DIRECTORS of an arts centre run entirely by volunteers hope selling alcohol will help make the venture sustainable.

The Bureau arts centre in Victoria Street in the old St John’s church that used to house Blackburn’s Citizen’s Advice Bureau opened in 2015 after the CAB moved into the library.

The facility does not receive any core funding and directors have applied for an alcohol licence to run alongside events they hold in the hopes that any money brought in will help cover the costs of running the building.

It is hoped the money brought in from selling alcohol would help the facility continue to provide an affordable arts venue in the town centre.

Director Kerris Casey-St. Pierre said: “Our application for a licence is so we can serve drinks at theatre and music events, and for any private bookings for weddings etc in order to bring in income to help us be sustainable.
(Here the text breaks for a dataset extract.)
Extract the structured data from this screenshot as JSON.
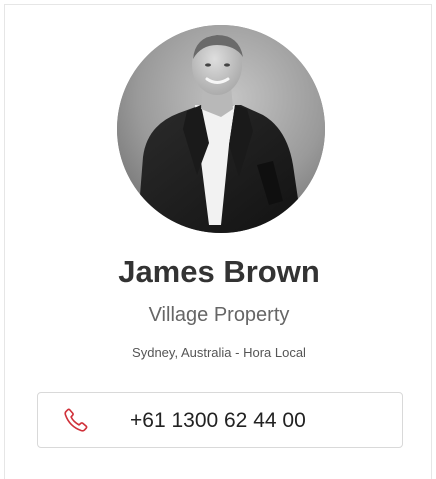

“We are currently volunteer run and have no core funding, so this will help us to cover the costs of running the building, hopefully help to pay staff and any further profit will be put into providing affordable and accessible arts activities for all.

If the licence application is successful, alcohol could be served at the venue between 10am to 6am, though bosses stress it is not indicative of plans to keep the centre open late.

Ms Casey-St. Pierre said: “We will absolutely not be opening a permanent bar as that is not what we are about.

“Our aims are about creating a space for arts and culture, providing accessible opportunities, building creative communities.

“The long hours on the application are to cover the variety of events that we cater for and don’t reflect the actual times we will be open in any one week.”

The Bureau plays host to a variety of music events, theatre performances, a regular film club and also has a traditional photographic darkroom.

It is also the home of Stone Soup Café, a non-profit junk food café which provides meals on a pay-as-you-feel basis.

St John’s Church is believed to be the oldest building in Blackburn town centre.

It was founded in 1788 and was granted grade-II listed status in 1951 before closing as a church in 1975.